Tuesday, 5 November 2013

Teenage Kicks mural - minus John Peel

Earlier this year there was some controversy, largely driven by elements in the media, about the removal of  some graffiti from the Bridge End flyover in East Belfast.  The graffiti included the words 'Teenage dreams, so hard to beat', from the Undertones' debut single Teenage Kicks.

According to media reports the graffiti appeared on the day after the death of BBC Radio 1 DJ John Peel and there was a specific reference to him with the words 'John Peel 1939-2004 RIP'.

Now a new mural is to be installed, designed by young people from East Belfast, and I understand that it is based on the Teenage Kicks song.

The original work was put up as a tribute to John Peel, not as a tribute to the Undertones.  This time however there will be no mention of John Peel, who died in 2004, almost ten years ago, and the new mural will be all the better for that.

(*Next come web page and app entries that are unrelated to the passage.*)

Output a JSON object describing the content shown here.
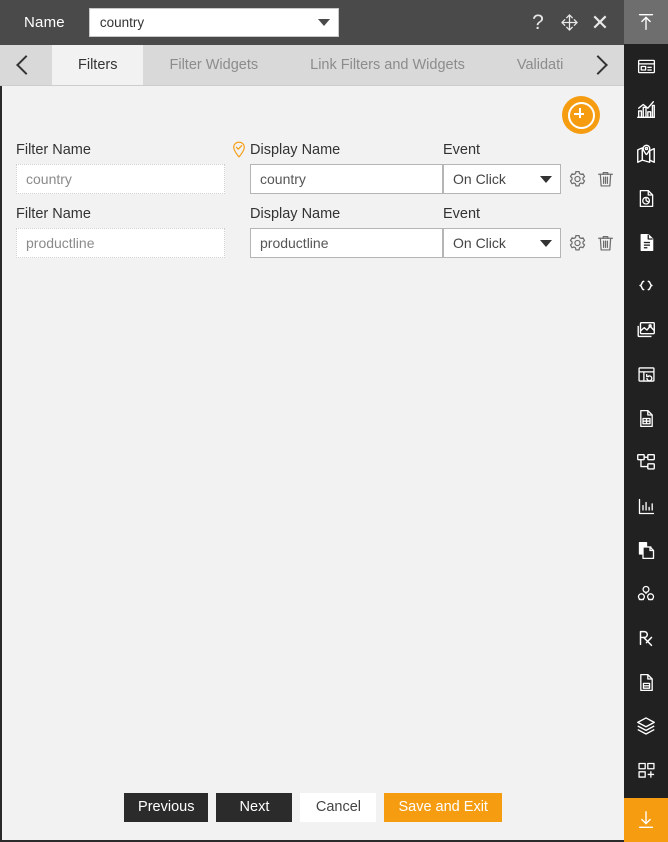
{
  "titlebar": {
    "label": "Name",
    "name_value": "country",
    "help_icon": "question-mark-icon",
    "move_icon": "move-icon",
    "close_icon": "close-icon"
  },
  "tabbar": {
    "prev_icon": "chevron-left-icon",
    "next_icon": "chevron-right-icon",
    "tabs": [
      {
        "label": "Filters",
        "active": true
      },
      {
        "label": "Filter Widgets",
        "active": false
      },
      {
        "label": "Link Filters and Widgets",
        "active": false
      },
      {
        "label": "Validati",
        "active": false
      }
    ]
  },
  "content": {
    "add_button_label": "add-filter",
    "columns": {
      "filter_name": "Filter Name",
      "display_name": "Display Name",
      "event": "Event"
    },
    "rows": [
      {
        "filter_name": "country",
        "display_name": "country",
        "event": "On Click",
        "has_validation_pin": true,
        "settings_icon": "gear-icon",
        "delete_icon": "trash-icon"
      },
      {
        "filter_name": "productline",
        "display_name": "productline",
        "event": "On Click",
        "has_validation_pin": false,
        "settings_icon": "gear-icon",
        "delete_icon": "trash-icon"
      }
    ],
    "event_options": [
      "On Click"
    ]
  },
  "footer": {
    "previous": "Previous",
    "next": "Next",
    "cancel": "Cancel",
    "save_and_exit": "Save and Exit"
  },
  "rail": {
    "items": [
      {
        "icon": "upload-icon",
        "state": "active-top"
      },
      {
        "icon": "dashboard-panel-icon",
        "state": "normal"
      },
      {
        "icon": "chart-analytics-icon",
        "state": "normal"
      },
      {
        "icon": "map-pin-icon",
        "state": "normal"
      },
      {
        "icon": "report-pie-icon",
        "state": "normal"
      },
      {
        "icon": "document-icon",
        "state": "normal"
      },
      {
        "icon": "code-braces-icon",
        "state": "normal"
      },
      {
        "icon": "image-gallery-icon",
        "state": "normal"
      },
      {
        "icon": "table-refresh-icon",
        "state": "normal"
      },
      {
        "icon": "document-grid-icon",
        "state": "normal"
      },
      {
        "icon": "hierarchy-tree-icon",
        "state": "normal"
      },
      {
        "icon": "bar-chart-icon",
        "state": "normal"
      },
      {
        "icon": "copy-page-icon",
        "state": "normal"
      },
      {
        "icon": "cubes-icon",
        "state": "normal"
      },
      {
        "icon": "prescription-rx-icon",
        "state": "normal"
      },
      {
        "icon": "document-save-icon",
        "state": "normal"
      },
      {
        "icon": "layers-icon",
        "state": "normal"
      },
      {
        "icon": "add-widget-icon",
        "state": "normal"
      },
      {
        "icon": "download-icon",
        "state": "active-bottom"
      }
    ]
  },
  "colors": {
    "accent": "#f59c11",
    "titlebar": "#4a4a4a",
    "rail": "#212121",
    "content_bg": "#f2f2f2",
    "tab_bg": "#d9d9d9"
  }
}
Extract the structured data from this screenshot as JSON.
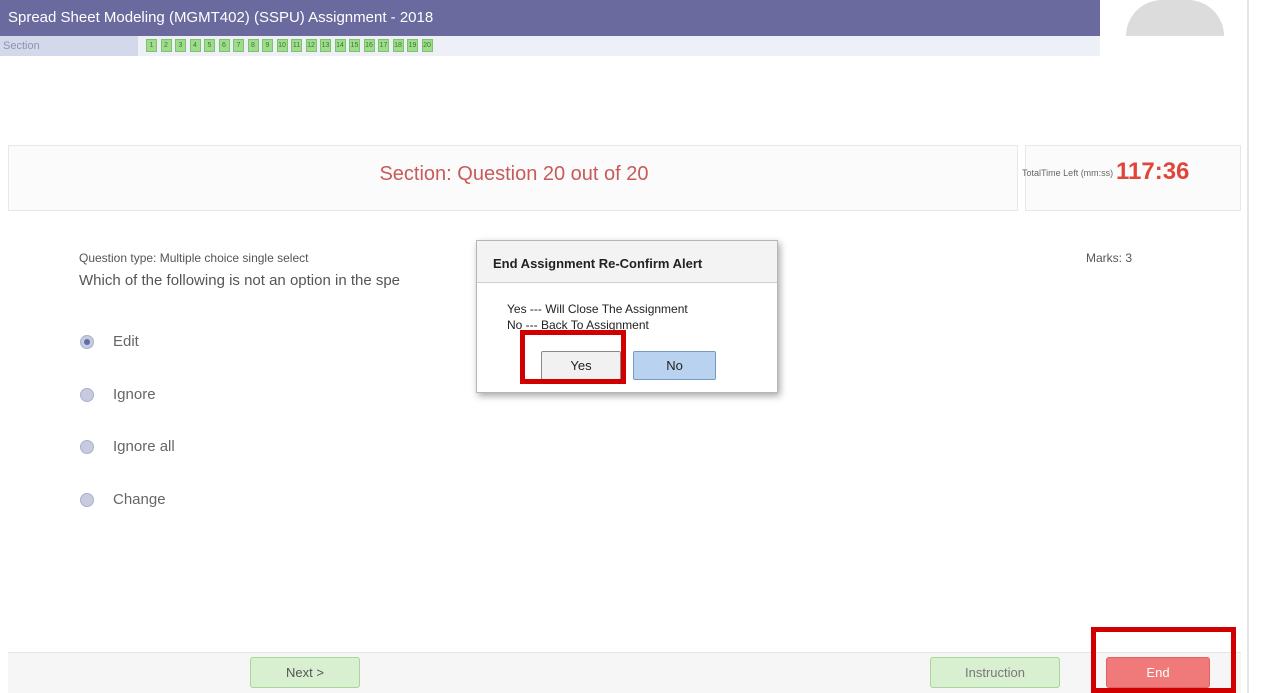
{
  "header": {
    "title": "Spread Sheet Modeling (MGMT402) (SSPU) Assignment - 2018"
  },
  "section_nav": {
    "label": "Section",
    "questions": [
      "1",
      "2",
      "3",
      "4",
      "5",
      "6",
      "7",
      "8",
      "9",
      "10",
      "11",
      "12",
      "13",
      "14",
      "15",
      "16",
      "17",
      "18",
      "19",
      "20"
    ]
  },
  "status": {
    "question_counter": "Section: Question 20 out of 20",
    "timer_label": "TotalTime Left (mm:ss)",
    "timer_value": "117:36"
  },
  "question": {
    "type": "Question type:  Multiple choice single select",
    "marks": "Marks:  3",
    "text": "Which of the following is not an option in the spe",
    "options": [
      {
        "label": "Edit",
        "selected": true
      },
      {
        "label": "Ignore",
        "selected": false
      },
      {
        "label": "Ignore all",
        "selected": false
      },
      {
        "label": "Change",
        "selected": false
      }
    ]
  },
  "footer": {
    "next_label": "Next >",
    "instruction_label": "Instruction",
    "end_label": "End"
  },
  "dialog": {
    "title": "End Assignment Re-Confirm Alert",
    "line1": "Yes  ---  Will Close The Assignment",
    "line2": "No  ---  Back To Assignment",
    "yes_label": "Yes",
    "no_label": "No"
  },
  "colors": {
    "title_bar": "#6a6a9e",
    "timer": "#e0453c",
    "question_counter": "#c85a5a",
    "highlight": "#d00000",
    "question_box": "#9fdb8d",
    "end_button": "#f07a7a"
  }
}
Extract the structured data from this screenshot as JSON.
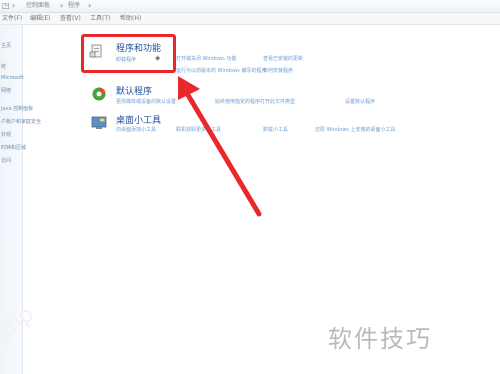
{
  "address_bar": {
    "crumbs": [
      "控制面板",
      "程序"
    ]
  },
  "menu": {
    "items": [
      "文件(F)",
      "编辑(E)",
      "查看(V)",
      "工具(T)",
      "帮助(H)"
    ]
  },
  "left_nav": {
    "items": [
      "主页",
      "统",
      "Microsoft",
      "网络",
      "",
      "Java 控制面板",
      "户账户和家庭安全",
      "外观",
      "时钟和区域",
      "访问"
    ]
  },
  "categories": [
    {
      "title": "程序和功能",
      "icon": "programs-features-icon",
      "links": [
        "卸载程序",
        "打开或关闭 Windows 功能",
        "查看已安装的更新",
        "运行为以前版本的 Windows 编写的程序",
        "如何安装程序"
      ]
    },
    {
      "title": "默认程序",
      "icon": "default-programs-icon",
      "links": [
        "更改媒体或设备的默认设置",
        "始终使用指定的程序打开此文件类型",
        "设置默认程序"
      ]
    },
    {
      "title": "桌面小工具",
      "icon": "desktop-gadgets-icon",
      "links": [
        "向桌面添加小工具",
        "联机获取更多小工具",
        "卸载小工具",
        "还原 Windows 上安装的桌面小工具"
      ]
    }
  ],
  "watermark": {
    "logo": "软件技巧",
    "diagonal": "php"
  },
  "colors": {
    "highlight": "#e8282a",
    "link": "#6f9fd0",
    "title": "#1f4e98"
  }
}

On this, as on many other subjects, one of the best commentaries on the previous controversy came from Belfast Telegraph feature writer Gail Walker.  In the Belfast Telegraph (25 June 2013) she wrote about what she described as 'the furore among the chattering classes' and then cut to the heart of the matter in relation to John Peel.
It would have been useful if at least one male person were to acknowledge  that the late Mr Peel's reputation is embroiled in the murky tales and allegations  which have emerged from the BBC since the death of Jimmy Savile.  Indeed Peel's track record of indulging in underage sexual activity on both sides of the Atlantic is well documented, and was well known for many years, largely from his own bragging testimony, but not completely from that source.  There were revelations exposed prior to his death which, we see now, followed exactly the patterns of prolific seduction and abuse so graphically documented in Savilegate, Hallgate and so many other cases. 
Gail Walker referred to 'our most sophisticated scions of art and culture' who wanted the mural restored as it was, a tribute to John Peel, and noted that there was 'a dribbling, misguided, incontinent reverence for the greasy abuser Peel'.
John Peel was unashamed about his prolific sexual activity with underage girls and today, with a greater awareness of 'celebrities' who engaged in such behaviour, it would be unthinkable to have a mural as a tribute to the now deceased Radio 1 DJ.

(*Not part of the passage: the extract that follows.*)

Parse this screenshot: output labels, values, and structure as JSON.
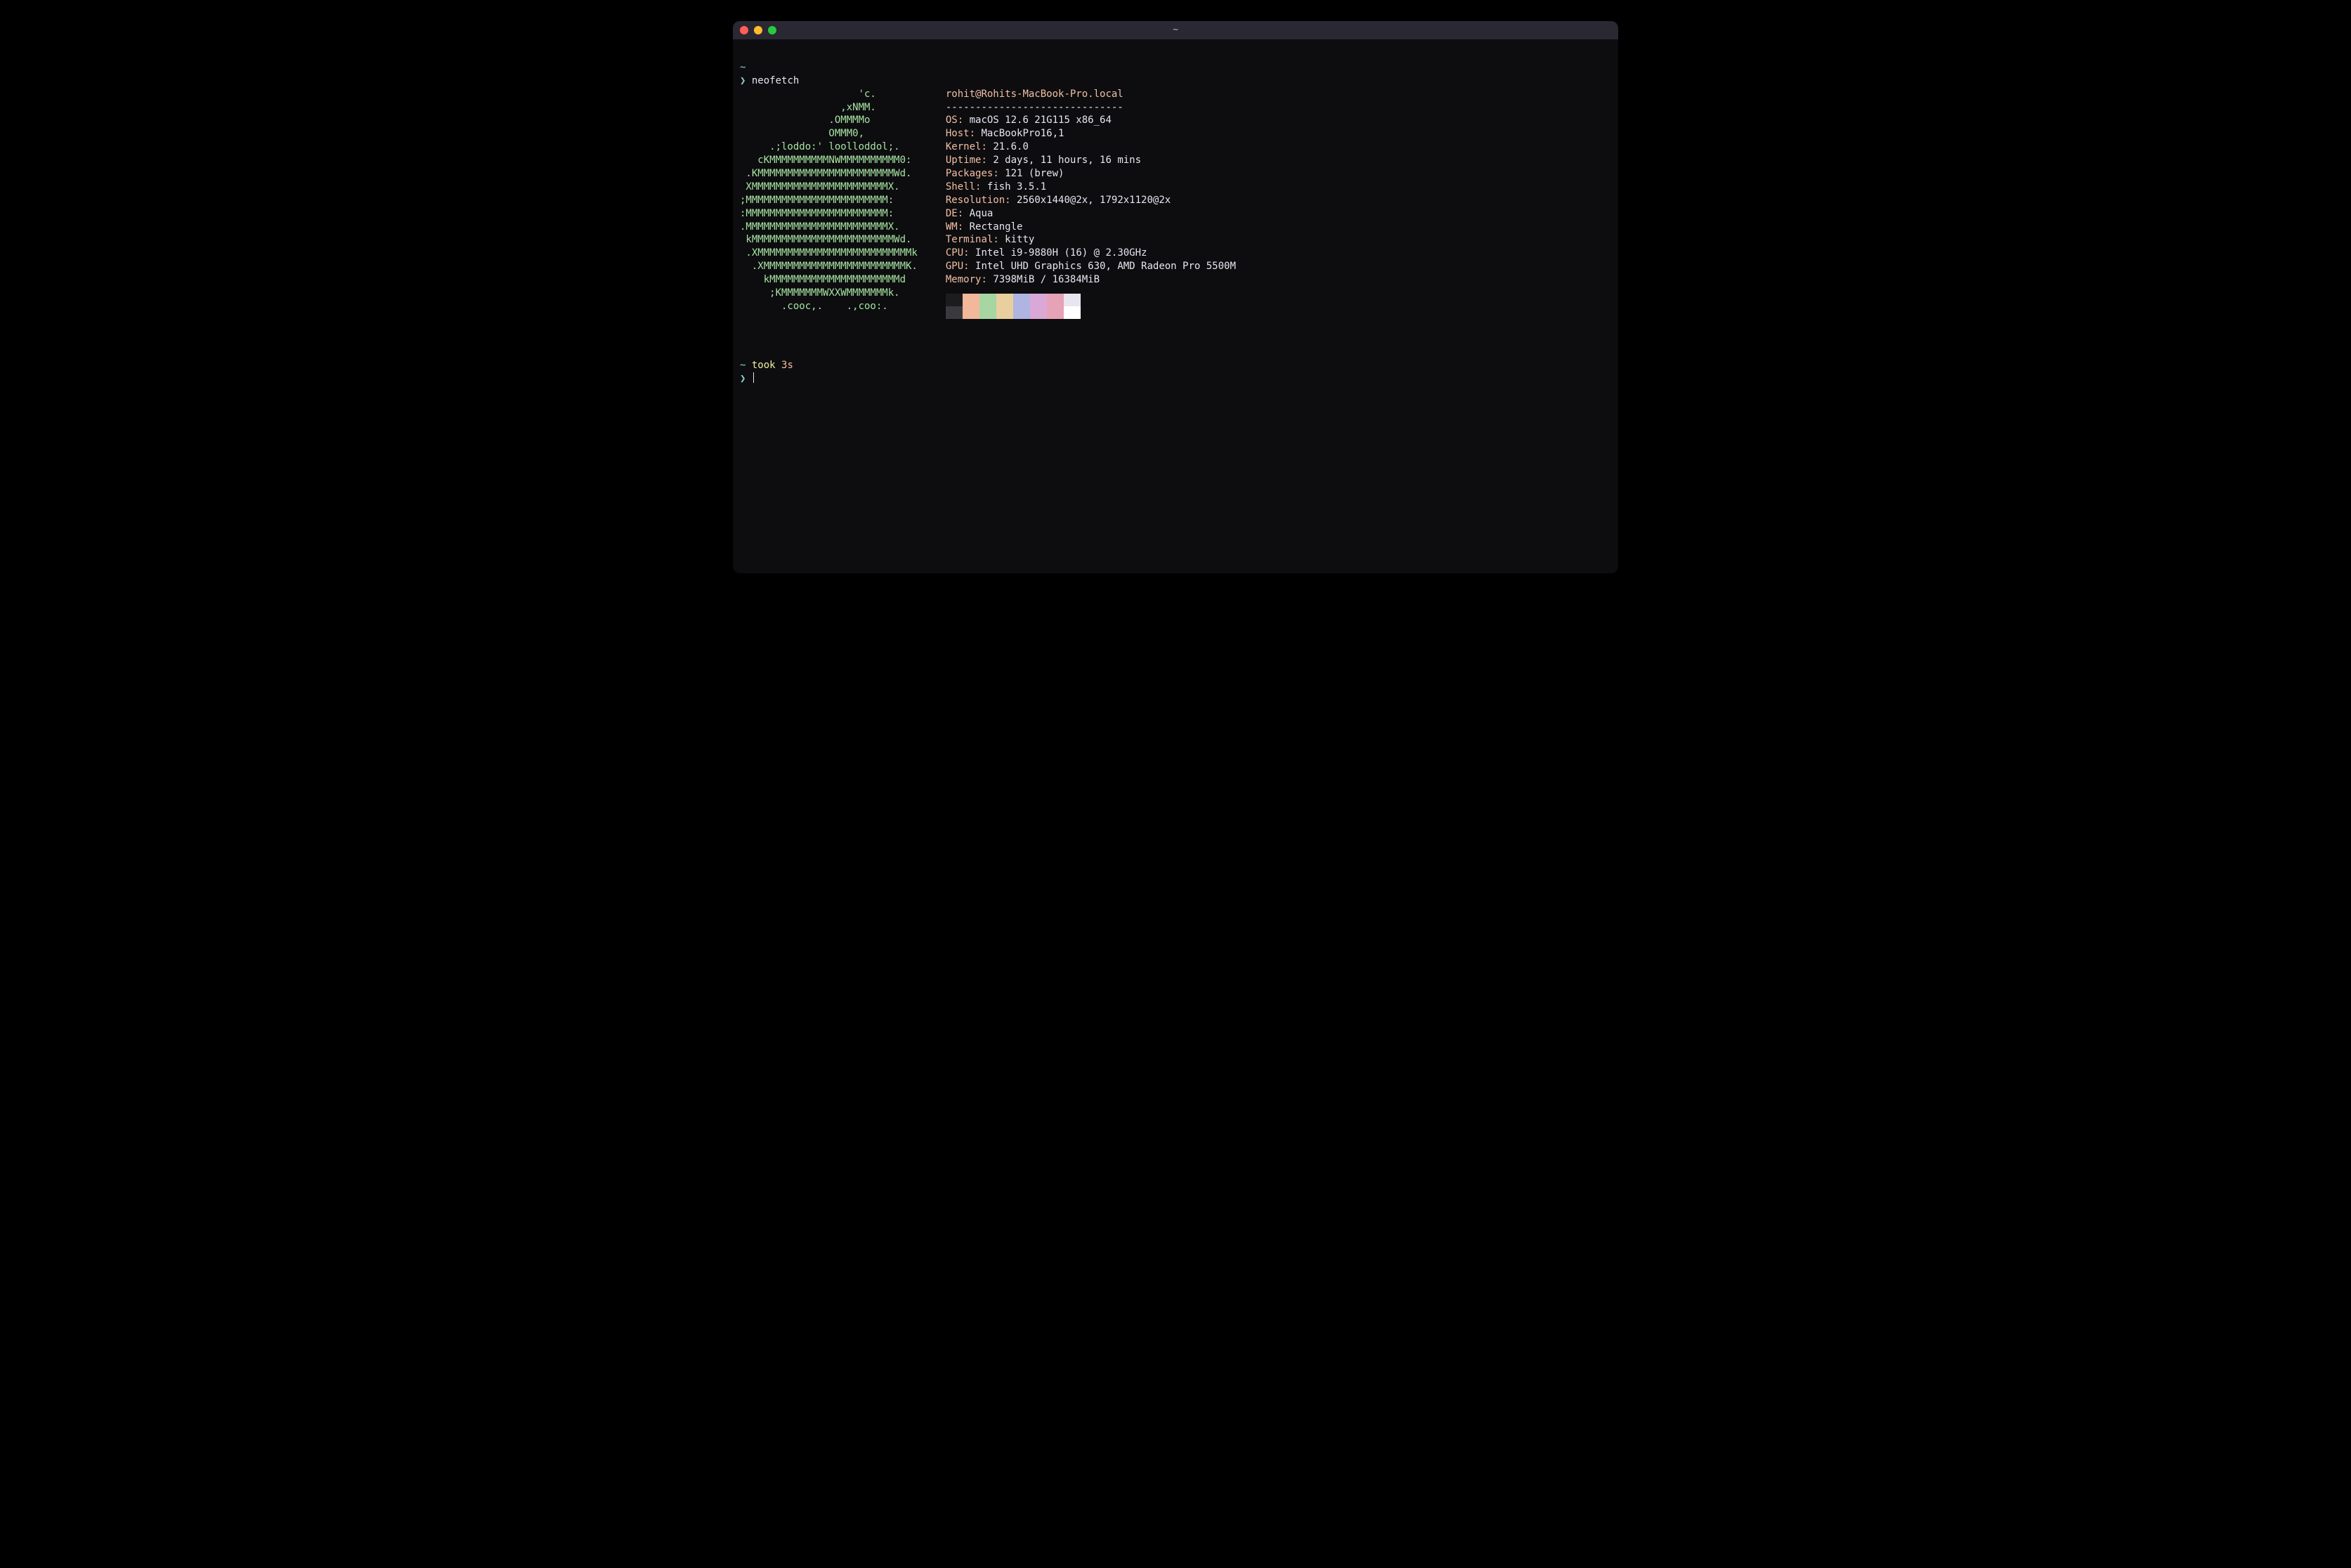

Monday, 4 November 2013

The Ardoyne dissidents

Back in September the Republican Network for Unity announced that they would field Sammy Cusick  in next year's council elections in the Oldpark area of North Belfast.  For those not up to date with the complex world of dissident republicanism, the RNU is normally fronted in Ardoyne by Martin Og Meehan, a son of IRA gunman Martin Meehan.  For a flavour of Meehan's politics take a look at his Ardoyne Republican blog, with its masked republican gunmen, and for Cusick, take a look at his Facebook page.

However Cusick was only the first dissident republican to enter the fray.  

Dee Fennell
Dee Fennell has just announced that he intends to stand in Oldpark as an Independent Republican.  It may be helpful to explain that he was the organiser of the anti-internment parade through Belfast back in the summer.  Fennell is also one of the leaders of the Greater Ardoyne Residents Collective (GARC) which  is the dissident republican alliance opposed to Loyal Order parades on the Crumlin Road.  

The RNU also supports GARC and so we will have two GARC supporters standing against each other.

Fennell and Cusick will be competing for votes in the little pool that is dissident republicanism and in effect next May they will be standing against each other.

For a variety of reasons, mainly to do with personalities and egos, there are four tiny dissident republican groups in Ardoyne - RNU, Eirigi, IRSP and the Sean MacDiarmada 1916 Society.  So by next May we could have four dissidents standing against each other!

They don't really like each other but they manage to collaborate within GARC where they stand together on a platform of 'Not an Orangeman about the place and Not an Orange foot on the Crumlin Road'.  

It will be interesting therefore to see what effect the forthcoming election will have on relationships within GARC and between the dissident republican factions.